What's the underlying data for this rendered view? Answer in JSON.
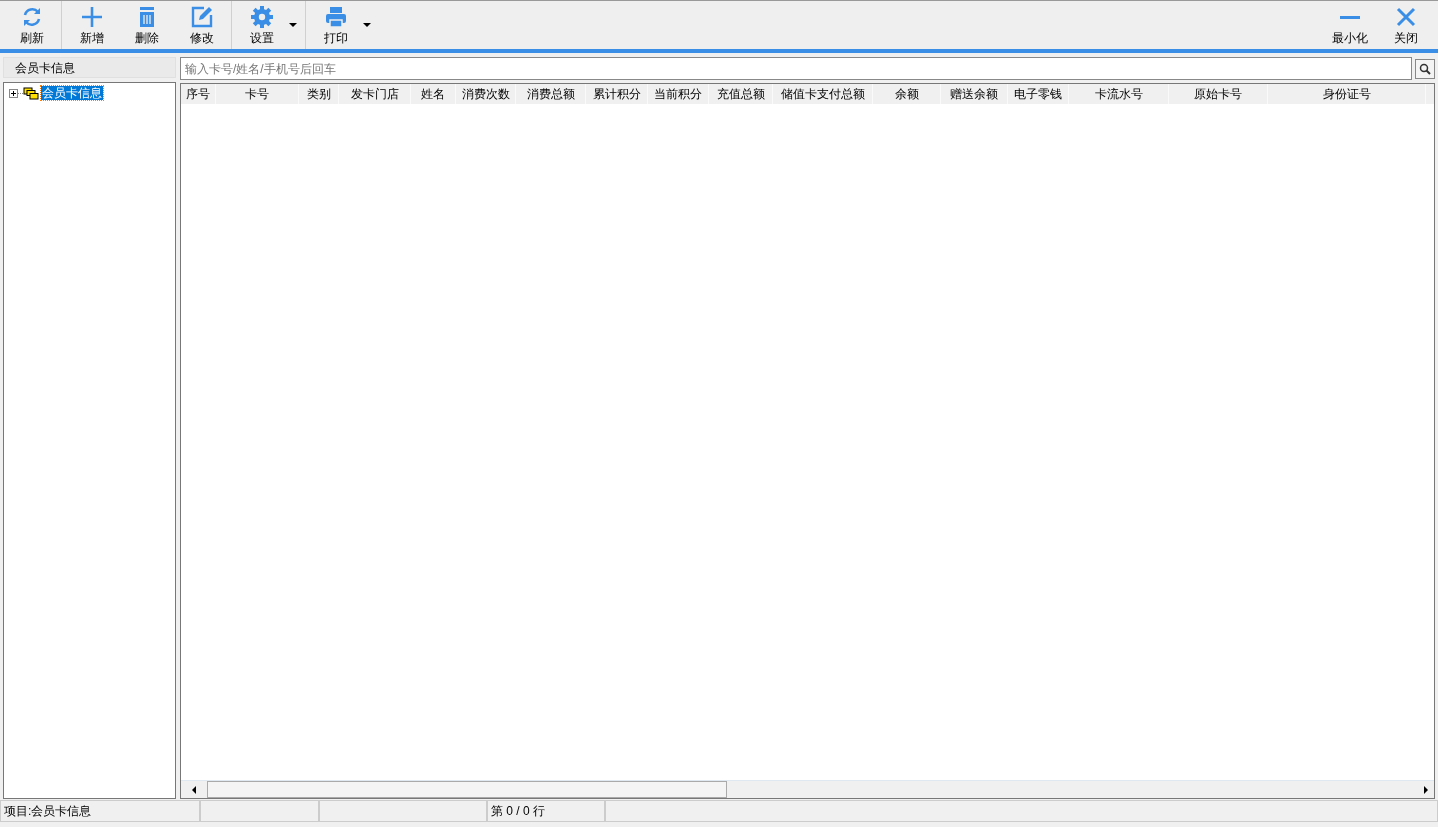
{
  "toolbar": {
    "items": [
      {
        "kind": "refresh",
        "label": "刷新",
        "dropdown": false
      },
      {
        "kind": "add",
        "label": "新增",
        "dropdown": false
      },
      {
        "kind": "delete",
        "label": "删除",
        "dropdown": false
      },
      {
        "kind": "edit",
        "label": "修改",
        "dropdown": false
      },
      {
        "kind": "settings",
        "label": "设置",
        "dropdown": true
      },
      {
        "kind": "print",
        "label": "打印",
        "dropdown": true
      }
    ],
    "window_buttons": [
      {
        "kind": "minimize",
        "label": "最小化"
      },
      {
        "kind": "close",
        "label": "关闭"
      }
    ]
  },
  "sidebar": {
    "title": "会员卡信息",
    "tree": [
      {
        "label": "会员卡信息",
        "selected": true,
        "expanded": false
      }
    ]
  },
  "search": {
    "placeholder": "输入卡号/姓名/手机号后回车"
  },
  "table": {
    "columns": [
      "序号",
      "卡号",
      "类别",
      "发卡门店",
      "姓名",
      "消费次数",
      "消费总额",
      "累计积分",
      "当前积分",
      "充值总额",
      "储值卡支付总额",
      "余额",
      "赠送余额",
      "电子零钱",
      "卡流水号",
      "原始卡号",
      "身份证号"
    ]
  },
  "status_bar": {
    "project": "项目:会员卡信息",
    "row_count": "第 0 / 0 行"
  }
}
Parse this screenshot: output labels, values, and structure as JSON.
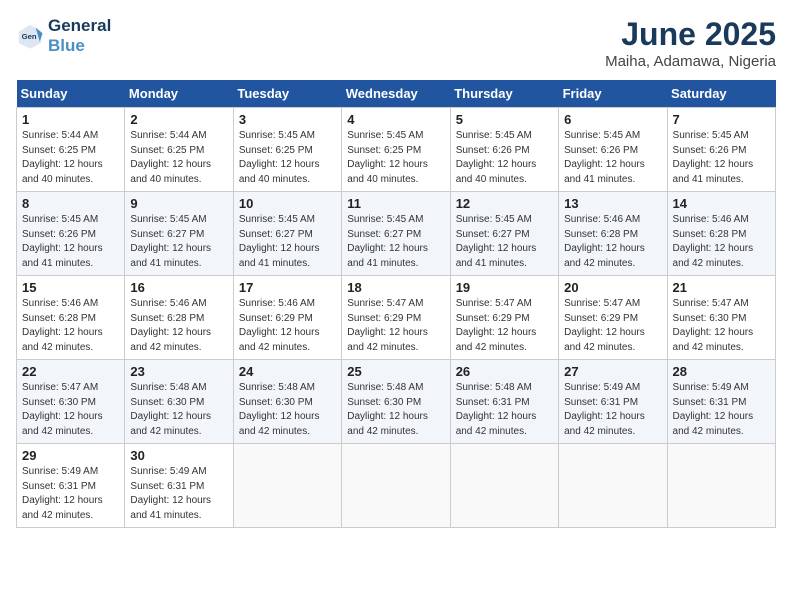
{
  "header": {
    "logo_line1": "General",
    "logo_line2": "Blue",
    "month": "June 2025",
    "location": "Maiha, Adamawa, Nigeria"
  },
  "weekdays": [
    "Sunday",
    "Monday",
    "Tuesday",
    "Wednesday",
    "Thursday",
    "Friday",
    "Saturday"
  ],
  "weeks": [
    [
      {
        "day": "1",
        "sunrise": "5:44 AM",
        "sunset": "6:25 PM",
        "daylight": "12 hours and 40 minutes."
      },
      {
        "day": "2",
        "sunrise": "5:44 AM",
        "sunset": "6:25 PM",
        "daylight": "12 hours and 40 minutes."
      },
      {
        "day": "3",
        "sunrise": "5:45 AM",
        "sunset": "6:25 PM",
        "daylight": "12 hours and 40 minutes."
      },
      {
        "day": "4",
        "sunrise": "5:45 AM",
        "sunset": "6:25 PM",
        "daylight": "12 hours and 40 minutes."
      },
      {
        "day": "5",
        "sunrise": "5:45 AM",
        "sunset": "6:26 PM",
        "daylight": "12 hours and 40 minutes."
      },
      {
        "day": "6",
        "sunrise": "5:45 AM",
        "sunset": "6:26 PM",
        "daylight": "12 hours and 41 minutes."
      },
      {
        "day": "7",
        "sunrise": "5:45 AM",
        "sunset": "6:26 PM",
        "daylight": "12 hours and 41 minutes."
      }
    ],
    [
      {
        "day": "8",
        "sunrise": "5:45 AM",
        "sunset": "6:26 PM",
        "daylight": "12 hours and 41 minutes."
      },
      {
        "day": "9",
        "sunrise": "5:45 AM",
        "sunset": "6:27 PM",
        "daylight": "12 hours and 41 minutes."
      },
      {
        "day": "10",
        "sunrise": "5:45 AM",
        "sunset": "6:27 PM",
        "daylight": "12 hours and 41 minutes."
      },
      {
        "day": "11",
        "sunrise": "5:45 AM",
        "sunset": "6:27 PM",
        "daylight": "12 hours and 41 minutes."
      },
      {
        "day": "12",
        "sunrise": "5:45 AM",
        "sunset": "6:27 PM",
        "daylight": "12 hours and 41 minutes."
      },
      {
        "day": "13",
        "sunrise": "5:46 AM",
        "sunset": "6:28 PM",
        "daylight": "12 hours and 42 minutes."
      },
      {
        "day": "14",
        "sunrise": "5:46 AM",
        "sunset": "6:28 PM",
        "daylight": "12 hours and 42 minutes."
      }
    ],
    [
      {
        "day": "15",
        "sunrise": "5:46 AM",
        "sunset": "6:28 PM",
        "daylight": "12 hours and 42 minutes."
      },
      {
        "day": "16",
        "sunrise": "5:46 AM",
        "sunset": "6:28 PM",
        "daylight": "12 hours and 42 minutes."
      },
      {
        "day": "17",
        "sunrise": "5:46 AM",
        "sunset": "6:29 PM",
        "daylight": "12 hours and 42 minutes."
      },
      {
        "day": "18",
        "sunrise": "5:47 AM",
        "sunset": "6:29 PM",
        "daylight": "12 hours and 42 minutes."
      },
      {
        "day": "19",
        "sunrise": "5:47 AM",
        "sunset": "6:29 PM",
        "daylight": "12 hours and 42 minutes."
      },
      {
        "day": "20",
        "sunrise": "5:47 AM",
        "sunset": "6:29 PM",
        "daylight": "12 hours and 42 minutes."
      },
      {
        "day": "21",
        "sunrise": "5:47 AM",
        "sunset": "6:30 PM",
        "daylight": "12 hours and 42 minutes."
      }
    ],
    [
      {
        "day": "22",
        "sunrise": "5:47 AM",
        "sunset": "6:30 PM",
        "daylight": "12 hours and 42 minutes."
      },
      {
        "day": "23",
        "sunrise": "5:48 AM",
        "sunset": "6:30 PM",
        "daylight": "12 hours and 42 minutes."
      },
      {
        "day": "24",
        "sunrise": "5:48 AM",
        "sunset": "6:30 PM",
        "daylight": "12 hours and 42 minutes."
      },
      {
        "day": "25",
        "sunrise": "5:48 AM",
        "sunset": "6:30 PM",
        "daylight": "12 hours and 42 minutes."
      },
      {
        "day": "26",
        "sunrise": "5:48 AM",
        "sunset": "6:31 PM",
        "daylight": "12 hours and 42 minutes."
      },
      {
        "day": "27",
        "sunrise": "5:49 AM",
        "sunset": "6:31 PM",
        "daylight": "12 hours and 42 minutes."
      },
      {
        "day": "28",
        "sunrise": "5:49 AM",
        "sunset": "6:31 PM",
        "daylight": "12 hours and 42 minutes."
      }
    ],
    [
      {
        "day": "29",
        "sunrise": "5:49 AM",
        "sunset": "6:31 PM",
        "daylight": "12 hours and 42 minutes."
      },
      {
        "day": "30",
        "sunrise": "5:49 AM",
        "sunset": "6:31 PM",
        "daylight": "12 hours and 41 minutes."
      },
      null,
      null,
      null,
      null,
      null
    ]
  ]
}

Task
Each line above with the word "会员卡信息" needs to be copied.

Problem solution
    "title": "会员卡信息",
        "label": "会员卡信息",
    "project": "项目:会员卡信息",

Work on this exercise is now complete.